__PROVIDED DATA__
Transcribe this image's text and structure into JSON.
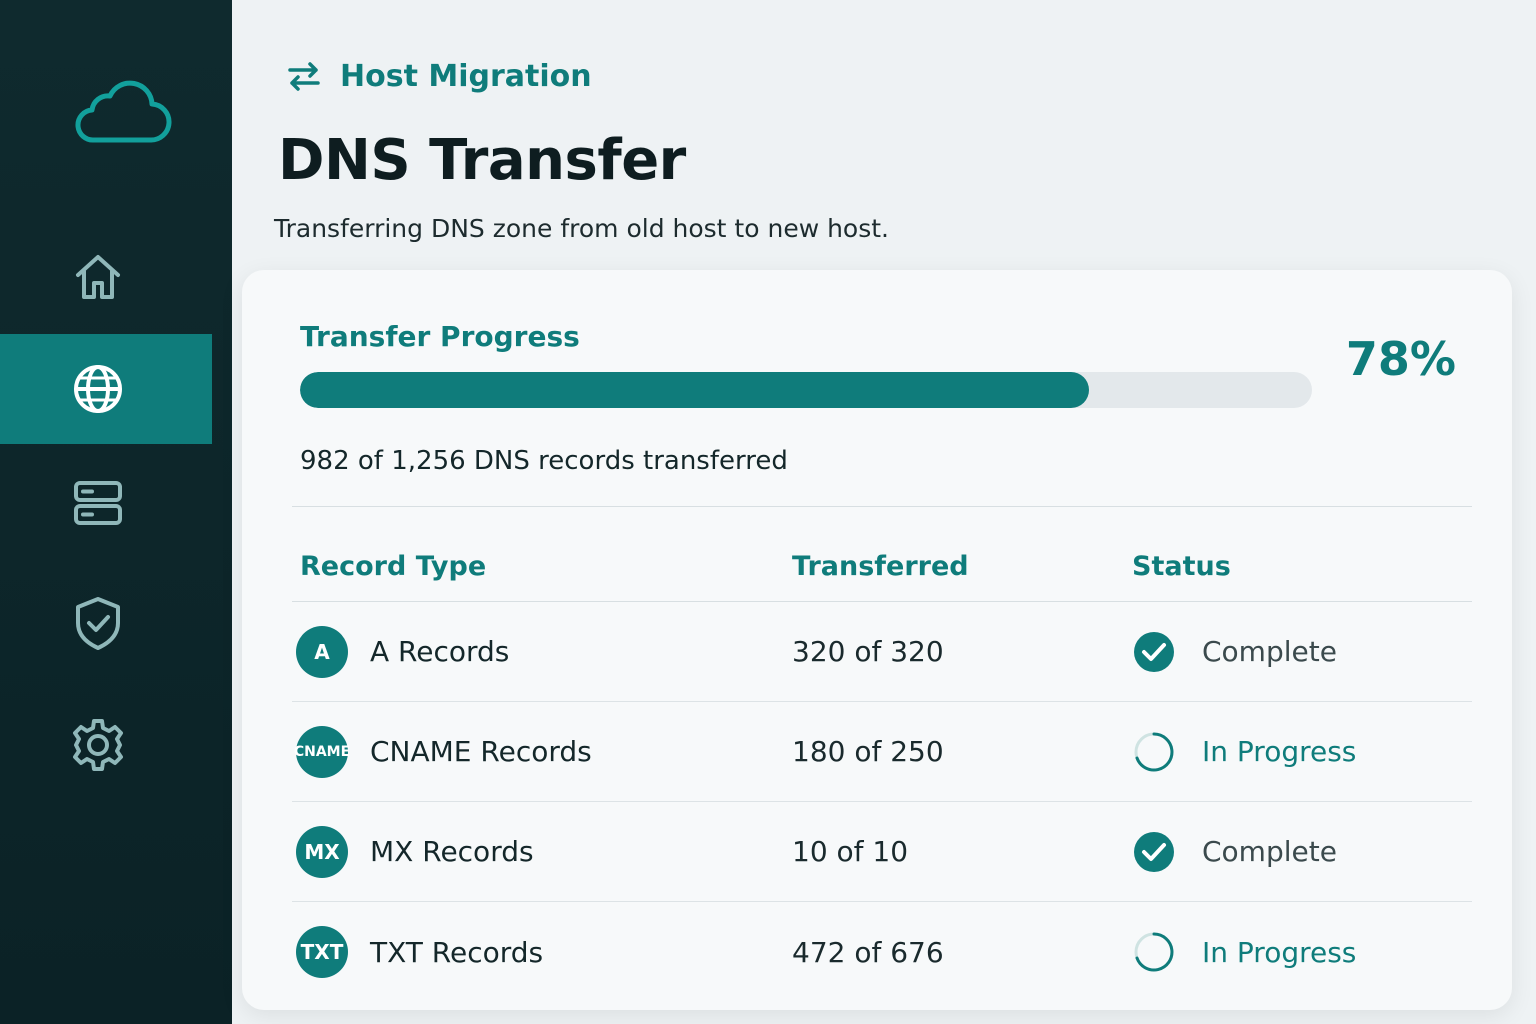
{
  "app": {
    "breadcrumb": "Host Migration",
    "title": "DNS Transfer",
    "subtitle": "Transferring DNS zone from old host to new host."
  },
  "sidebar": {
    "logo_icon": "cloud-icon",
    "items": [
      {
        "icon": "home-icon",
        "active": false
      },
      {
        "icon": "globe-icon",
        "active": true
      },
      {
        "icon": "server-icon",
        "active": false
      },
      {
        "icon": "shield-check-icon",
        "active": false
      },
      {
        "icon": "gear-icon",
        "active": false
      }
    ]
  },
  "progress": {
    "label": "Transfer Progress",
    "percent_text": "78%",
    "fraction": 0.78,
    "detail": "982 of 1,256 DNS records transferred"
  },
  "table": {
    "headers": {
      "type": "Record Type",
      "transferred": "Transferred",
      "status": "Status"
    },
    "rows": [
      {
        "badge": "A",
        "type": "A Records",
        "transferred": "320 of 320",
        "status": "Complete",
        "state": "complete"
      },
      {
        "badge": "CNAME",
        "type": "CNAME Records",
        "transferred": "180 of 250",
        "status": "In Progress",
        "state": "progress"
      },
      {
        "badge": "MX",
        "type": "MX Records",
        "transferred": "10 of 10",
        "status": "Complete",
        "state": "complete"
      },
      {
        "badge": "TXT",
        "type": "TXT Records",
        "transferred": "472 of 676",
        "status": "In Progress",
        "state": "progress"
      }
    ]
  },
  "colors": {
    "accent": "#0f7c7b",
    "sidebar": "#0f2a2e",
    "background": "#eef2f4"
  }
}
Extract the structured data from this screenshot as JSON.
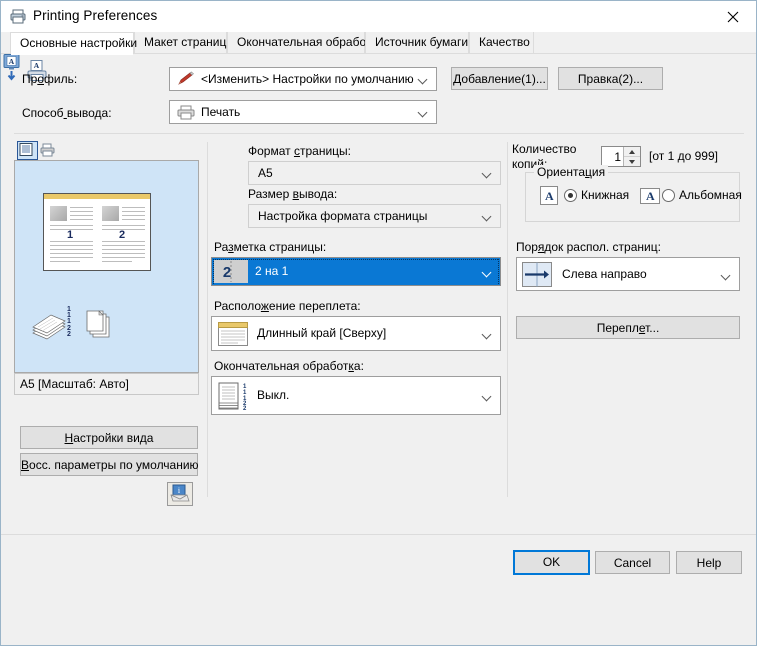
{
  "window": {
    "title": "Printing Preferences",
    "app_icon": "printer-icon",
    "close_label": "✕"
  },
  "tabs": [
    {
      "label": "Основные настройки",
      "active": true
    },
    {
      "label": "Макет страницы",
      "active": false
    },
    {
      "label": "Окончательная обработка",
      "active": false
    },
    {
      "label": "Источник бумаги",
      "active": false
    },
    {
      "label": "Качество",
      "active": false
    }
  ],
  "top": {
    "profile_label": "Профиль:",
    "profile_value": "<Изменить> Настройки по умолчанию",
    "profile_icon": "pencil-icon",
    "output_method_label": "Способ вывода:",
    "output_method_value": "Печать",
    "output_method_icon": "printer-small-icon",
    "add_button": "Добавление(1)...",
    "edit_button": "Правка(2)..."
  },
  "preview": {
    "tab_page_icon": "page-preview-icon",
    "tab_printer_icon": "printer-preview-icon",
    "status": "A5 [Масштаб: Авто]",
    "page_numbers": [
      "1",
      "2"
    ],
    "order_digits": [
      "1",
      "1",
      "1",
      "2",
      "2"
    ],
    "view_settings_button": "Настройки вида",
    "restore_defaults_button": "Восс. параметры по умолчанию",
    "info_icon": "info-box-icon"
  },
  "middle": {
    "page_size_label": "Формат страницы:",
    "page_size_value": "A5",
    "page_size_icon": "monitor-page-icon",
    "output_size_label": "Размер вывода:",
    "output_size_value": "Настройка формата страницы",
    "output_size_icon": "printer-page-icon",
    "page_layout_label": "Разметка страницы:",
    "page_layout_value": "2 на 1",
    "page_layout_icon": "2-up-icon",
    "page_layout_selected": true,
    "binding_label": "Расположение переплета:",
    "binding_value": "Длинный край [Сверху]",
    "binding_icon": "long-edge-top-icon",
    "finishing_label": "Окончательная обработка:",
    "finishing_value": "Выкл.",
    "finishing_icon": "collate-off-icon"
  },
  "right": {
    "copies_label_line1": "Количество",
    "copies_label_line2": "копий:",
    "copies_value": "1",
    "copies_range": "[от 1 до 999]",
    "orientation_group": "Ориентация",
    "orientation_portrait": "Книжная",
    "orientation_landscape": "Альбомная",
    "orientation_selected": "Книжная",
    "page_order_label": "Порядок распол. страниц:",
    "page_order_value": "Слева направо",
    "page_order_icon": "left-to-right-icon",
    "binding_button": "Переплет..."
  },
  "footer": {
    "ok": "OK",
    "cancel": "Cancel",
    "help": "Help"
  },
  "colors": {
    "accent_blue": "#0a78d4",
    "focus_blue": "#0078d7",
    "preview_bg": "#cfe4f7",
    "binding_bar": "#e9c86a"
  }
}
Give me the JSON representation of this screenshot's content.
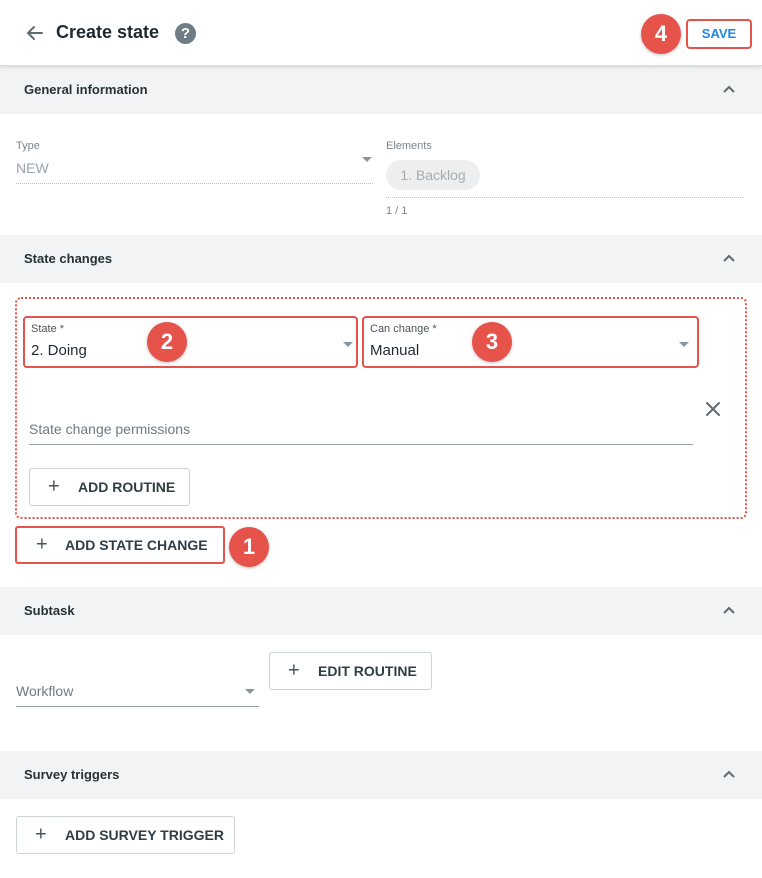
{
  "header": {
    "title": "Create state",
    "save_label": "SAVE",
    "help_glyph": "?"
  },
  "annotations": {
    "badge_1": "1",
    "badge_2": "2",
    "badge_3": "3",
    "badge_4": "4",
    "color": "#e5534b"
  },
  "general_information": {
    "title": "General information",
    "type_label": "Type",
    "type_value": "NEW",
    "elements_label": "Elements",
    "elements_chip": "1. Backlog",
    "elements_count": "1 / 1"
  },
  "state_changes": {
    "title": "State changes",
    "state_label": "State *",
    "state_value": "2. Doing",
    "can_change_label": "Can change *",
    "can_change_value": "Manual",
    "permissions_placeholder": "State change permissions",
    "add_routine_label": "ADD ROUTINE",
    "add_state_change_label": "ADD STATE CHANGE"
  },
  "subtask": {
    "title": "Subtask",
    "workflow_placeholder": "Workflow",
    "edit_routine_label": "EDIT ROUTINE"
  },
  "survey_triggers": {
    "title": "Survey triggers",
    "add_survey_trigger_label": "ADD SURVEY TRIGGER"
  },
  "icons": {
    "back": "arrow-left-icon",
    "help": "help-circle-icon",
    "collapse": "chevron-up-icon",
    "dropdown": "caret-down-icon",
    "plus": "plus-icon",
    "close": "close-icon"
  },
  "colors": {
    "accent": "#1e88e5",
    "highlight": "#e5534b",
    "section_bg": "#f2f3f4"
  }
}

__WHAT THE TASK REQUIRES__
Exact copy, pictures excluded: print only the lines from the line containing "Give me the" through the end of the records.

__EXERCISE OUTPUT__
Give me the JSON representation of this screenshot's content.
{
  "header": {
    "title": "Create state",
    "save_label": "SAVE",
    "help_glyph": "?"
  },
  "annotations": {
    "badge_1": "1",
    "badge_2": "2",
    "badge_3": "3",
    "badge_4": "4",
    "color": "#e5534b"
  },
  "general_information": {
    "title": "General information",
    "type_label": "Type",
    "type_value": "NEW",
    "elements_label": "Elements",
    "elements_chip": "1. Backlog",
    "elements_count": "1 / 1"
  },
  "state_changes": {
    "title": "State changes",
    "state_label": "State *",
    "state_value": "2. Doing",
    "can_change_label": "Can change *",
    "can_change_value": "Manual",
    "permissions_placeholder": "State change permissions",
    "add_routine_label": "ADD ROUTINE",
    "add_state_change_label": "ADD STATE CHANGE"
  },
  "subtask": {
    "title": "Subtask",
    "workflow_placeholder": "Workflow",
    "edit_routine_label": "EDIT ROUTINE"
  },
  "survey_triggers": {
    "title": "Survey triggers",
    "add_survey_trigger_label": "ADD SURVEY TRIGGER"
  },
  "icons": {
    "back": "arrow-left-icon",
    "help": "help-circle-icon",
    "collapse": "chevron-up-icon",
    "dropdown": "caret-down-icon",
    "plus": "plus-icon",
    "close": "close-icon"
  },
  "colors": {
    "accent": "#1e88e5",
    "highlight": "#e5534b",
    "section_bg": "#f2f3f4"
  }
}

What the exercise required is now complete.